(Data about app and page elements)
+--

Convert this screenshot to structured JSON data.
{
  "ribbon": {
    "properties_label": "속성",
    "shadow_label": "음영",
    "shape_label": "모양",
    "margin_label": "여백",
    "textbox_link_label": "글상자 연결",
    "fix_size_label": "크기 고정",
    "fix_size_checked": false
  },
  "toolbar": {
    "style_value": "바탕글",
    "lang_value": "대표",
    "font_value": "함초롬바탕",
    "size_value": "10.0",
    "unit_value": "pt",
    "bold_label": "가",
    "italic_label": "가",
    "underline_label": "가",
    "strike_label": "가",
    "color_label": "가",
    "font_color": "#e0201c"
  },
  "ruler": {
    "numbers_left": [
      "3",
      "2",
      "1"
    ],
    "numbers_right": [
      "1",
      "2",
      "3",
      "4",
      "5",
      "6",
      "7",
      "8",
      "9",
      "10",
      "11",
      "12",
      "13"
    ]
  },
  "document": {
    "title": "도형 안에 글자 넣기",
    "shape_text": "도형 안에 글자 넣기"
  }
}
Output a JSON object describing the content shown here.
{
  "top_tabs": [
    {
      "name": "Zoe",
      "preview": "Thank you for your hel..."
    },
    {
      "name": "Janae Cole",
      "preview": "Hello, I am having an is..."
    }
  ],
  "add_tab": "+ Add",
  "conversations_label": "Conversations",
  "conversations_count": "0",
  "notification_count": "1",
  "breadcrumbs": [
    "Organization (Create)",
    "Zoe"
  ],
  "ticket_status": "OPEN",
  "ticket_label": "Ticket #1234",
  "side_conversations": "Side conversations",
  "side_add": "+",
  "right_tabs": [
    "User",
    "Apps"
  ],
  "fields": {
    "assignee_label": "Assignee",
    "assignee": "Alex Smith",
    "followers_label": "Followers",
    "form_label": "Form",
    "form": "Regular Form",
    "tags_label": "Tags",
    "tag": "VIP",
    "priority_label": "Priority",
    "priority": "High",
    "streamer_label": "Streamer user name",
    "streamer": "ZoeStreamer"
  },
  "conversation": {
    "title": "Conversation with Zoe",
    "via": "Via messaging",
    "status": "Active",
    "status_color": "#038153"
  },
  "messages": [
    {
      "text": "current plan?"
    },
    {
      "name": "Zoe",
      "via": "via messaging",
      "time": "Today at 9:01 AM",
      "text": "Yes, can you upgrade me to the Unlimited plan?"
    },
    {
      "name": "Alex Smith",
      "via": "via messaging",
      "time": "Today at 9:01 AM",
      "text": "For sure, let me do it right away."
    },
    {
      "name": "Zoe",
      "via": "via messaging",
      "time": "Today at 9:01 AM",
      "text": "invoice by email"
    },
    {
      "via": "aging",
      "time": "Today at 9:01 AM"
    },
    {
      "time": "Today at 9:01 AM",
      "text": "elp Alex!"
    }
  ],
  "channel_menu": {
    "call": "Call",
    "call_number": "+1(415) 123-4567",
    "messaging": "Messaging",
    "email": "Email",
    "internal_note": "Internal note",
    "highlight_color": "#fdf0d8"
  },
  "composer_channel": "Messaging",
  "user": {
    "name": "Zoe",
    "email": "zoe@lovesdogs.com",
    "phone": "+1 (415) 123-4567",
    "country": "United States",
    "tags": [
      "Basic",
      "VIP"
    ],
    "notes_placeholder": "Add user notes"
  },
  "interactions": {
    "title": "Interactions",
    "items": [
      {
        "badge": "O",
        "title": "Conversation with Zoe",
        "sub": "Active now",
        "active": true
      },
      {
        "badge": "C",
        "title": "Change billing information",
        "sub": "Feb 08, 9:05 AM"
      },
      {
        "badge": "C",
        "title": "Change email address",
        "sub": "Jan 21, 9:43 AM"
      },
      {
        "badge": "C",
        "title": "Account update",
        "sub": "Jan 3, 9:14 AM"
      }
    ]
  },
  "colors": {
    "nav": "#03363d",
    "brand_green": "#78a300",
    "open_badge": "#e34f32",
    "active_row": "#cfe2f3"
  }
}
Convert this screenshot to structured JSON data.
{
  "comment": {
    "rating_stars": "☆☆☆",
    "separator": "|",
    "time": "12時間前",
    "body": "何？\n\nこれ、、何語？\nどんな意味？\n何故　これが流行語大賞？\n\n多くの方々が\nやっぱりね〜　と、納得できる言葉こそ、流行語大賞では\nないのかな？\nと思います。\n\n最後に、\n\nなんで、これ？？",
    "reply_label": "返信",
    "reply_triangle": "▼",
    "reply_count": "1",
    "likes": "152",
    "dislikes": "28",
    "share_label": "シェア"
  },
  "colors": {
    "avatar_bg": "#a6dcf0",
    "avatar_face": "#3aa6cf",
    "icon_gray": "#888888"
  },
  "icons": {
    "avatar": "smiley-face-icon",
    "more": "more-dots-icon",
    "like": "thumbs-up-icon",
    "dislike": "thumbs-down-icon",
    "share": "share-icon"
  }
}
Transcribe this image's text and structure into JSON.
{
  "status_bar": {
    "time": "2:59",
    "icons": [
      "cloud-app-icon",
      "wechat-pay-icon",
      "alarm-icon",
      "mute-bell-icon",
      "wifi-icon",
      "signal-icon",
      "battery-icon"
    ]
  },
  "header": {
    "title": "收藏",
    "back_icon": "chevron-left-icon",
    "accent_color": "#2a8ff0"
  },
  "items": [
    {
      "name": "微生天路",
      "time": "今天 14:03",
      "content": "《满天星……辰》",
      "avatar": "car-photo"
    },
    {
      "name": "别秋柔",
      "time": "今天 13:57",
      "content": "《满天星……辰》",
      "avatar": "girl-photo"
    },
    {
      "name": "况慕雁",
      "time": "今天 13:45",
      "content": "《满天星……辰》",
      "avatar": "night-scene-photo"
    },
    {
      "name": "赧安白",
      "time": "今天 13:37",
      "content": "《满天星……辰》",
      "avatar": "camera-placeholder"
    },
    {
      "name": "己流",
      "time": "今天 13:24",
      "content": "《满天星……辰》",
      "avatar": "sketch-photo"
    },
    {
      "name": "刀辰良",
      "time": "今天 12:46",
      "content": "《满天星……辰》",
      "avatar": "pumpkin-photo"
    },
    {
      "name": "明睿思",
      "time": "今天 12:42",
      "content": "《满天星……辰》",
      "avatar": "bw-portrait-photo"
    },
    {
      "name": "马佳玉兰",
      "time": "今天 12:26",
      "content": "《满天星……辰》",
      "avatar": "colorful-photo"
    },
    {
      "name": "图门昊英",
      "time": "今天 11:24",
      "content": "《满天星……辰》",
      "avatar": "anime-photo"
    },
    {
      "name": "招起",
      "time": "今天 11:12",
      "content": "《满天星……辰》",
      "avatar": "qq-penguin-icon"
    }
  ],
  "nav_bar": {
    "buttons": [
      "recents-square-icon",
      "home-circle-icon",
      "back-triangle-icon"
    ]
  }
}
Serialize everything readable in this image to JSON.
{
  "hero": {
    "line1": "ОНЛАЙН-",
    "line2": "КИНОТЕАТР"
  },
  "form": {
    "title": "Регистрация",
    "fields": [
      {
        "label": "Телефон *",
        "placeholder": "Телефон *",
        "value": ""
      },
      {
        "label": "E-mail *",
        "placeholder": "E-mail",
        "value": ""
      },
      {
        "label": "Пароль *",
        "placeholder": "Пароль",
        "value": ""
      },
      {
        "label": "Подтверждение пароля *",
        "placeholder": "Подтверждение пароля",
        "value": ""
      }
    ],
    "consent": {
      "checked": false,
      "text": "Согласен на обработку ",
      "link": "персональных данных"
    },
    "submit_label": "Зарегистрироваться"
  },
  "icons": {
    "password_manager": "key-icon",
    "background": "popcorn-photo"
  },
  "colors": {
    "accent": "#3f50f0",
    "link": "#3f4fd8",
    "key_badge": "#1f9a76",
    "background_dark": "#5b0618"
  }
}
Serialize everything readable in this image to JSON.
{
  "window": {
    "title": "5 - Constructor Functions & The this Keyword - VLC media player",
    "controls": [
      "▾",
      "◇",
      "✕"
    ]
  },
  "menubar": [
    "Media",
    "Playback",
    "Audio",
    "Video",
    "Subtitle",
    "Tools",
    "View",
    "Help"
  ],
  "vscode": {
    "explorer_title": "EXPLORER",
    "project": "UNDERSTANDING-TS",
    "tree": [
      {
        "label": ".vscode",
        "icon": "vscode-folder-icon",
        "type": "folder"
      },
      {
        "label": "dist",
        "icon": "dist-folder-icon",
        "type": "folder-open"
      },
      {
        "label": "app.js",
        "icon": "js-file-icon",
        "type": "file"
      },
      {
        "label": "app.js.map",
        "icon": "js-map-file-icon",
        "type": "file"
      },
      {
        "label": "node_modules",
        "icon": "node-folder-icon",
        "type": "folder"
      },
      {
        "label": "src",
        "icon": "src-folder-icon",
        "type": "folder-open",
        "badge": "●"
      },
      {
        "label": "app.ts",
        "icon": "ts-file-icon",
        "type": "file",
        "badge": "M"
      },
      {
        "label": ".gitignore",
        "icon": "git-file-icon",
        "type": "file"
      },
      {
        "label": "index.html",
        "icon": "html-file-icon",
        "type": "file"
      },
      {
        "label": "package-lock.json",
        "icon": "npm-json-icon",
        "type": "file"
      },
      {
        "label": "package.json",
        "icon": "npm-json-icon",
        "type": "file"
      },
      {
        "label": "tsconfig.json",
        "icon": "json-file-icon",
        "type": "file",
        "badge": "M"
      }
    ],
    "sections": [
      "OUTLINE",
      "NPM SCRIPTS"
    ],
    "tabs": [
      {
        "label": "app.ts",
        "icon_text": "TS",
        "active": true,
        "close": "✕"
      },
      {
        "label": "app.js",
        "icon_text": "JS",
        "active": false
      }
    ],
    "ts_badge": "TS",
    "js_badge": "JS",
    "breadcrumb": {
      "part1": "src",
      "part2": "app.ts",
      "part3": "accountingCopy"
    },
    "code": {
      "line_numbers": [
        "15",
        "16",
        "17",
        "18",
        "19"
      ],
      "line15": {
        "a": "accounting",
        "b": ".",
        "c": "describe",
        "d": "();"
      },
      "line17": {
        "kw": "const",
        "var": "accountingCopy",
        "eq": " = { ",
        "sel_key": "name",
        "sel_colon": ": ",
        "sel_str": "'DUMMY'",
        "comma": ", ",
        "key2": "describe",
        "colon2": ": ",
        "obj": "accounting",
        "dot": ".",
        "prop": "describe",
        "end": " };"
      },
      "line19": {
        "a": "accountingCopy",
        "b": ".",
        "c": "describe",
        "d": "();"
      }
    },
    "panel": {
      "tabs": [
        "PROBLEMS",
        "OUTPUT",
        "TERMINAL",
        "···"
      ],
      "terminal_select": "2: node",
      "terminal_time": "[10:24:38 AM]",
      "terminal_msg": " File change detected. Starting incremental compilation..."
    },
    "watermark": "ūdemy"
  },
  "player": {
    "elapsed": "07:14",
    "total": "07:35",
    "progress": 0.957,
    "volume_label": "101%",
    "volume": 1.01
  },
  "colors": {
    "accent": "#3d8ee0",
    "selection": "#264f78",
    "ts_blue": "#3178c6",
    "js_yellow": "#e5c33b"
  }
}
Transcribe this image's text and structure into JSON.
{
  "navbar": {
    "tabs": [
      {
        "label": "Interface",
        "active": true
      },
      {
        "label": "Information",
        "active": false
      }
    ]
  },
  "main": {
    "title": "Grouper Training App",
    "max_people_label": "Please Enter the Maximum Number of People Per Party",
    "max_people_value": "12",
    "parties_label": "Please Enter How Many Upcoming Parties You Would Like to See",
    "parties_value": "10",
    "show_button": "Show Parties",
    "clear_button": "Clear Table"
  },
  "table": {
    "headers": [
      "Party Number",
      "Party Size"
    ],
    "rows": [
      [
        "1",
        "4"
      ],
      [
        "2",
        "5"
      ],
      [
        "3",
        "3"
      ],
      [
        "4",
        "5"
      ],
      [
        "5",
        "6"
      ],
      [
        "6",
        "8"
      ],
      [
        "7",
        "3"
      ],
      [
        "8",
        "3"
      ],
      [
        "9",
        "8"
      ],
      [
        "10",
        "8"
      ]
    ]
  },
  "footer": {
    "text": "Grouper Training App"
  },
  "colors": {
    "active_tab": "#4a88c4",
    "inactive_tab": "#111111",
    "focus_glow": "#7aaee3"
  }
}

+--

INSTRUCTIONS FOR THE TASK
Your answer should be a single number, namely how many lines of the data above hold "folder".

EXERCISE OUTPUT
8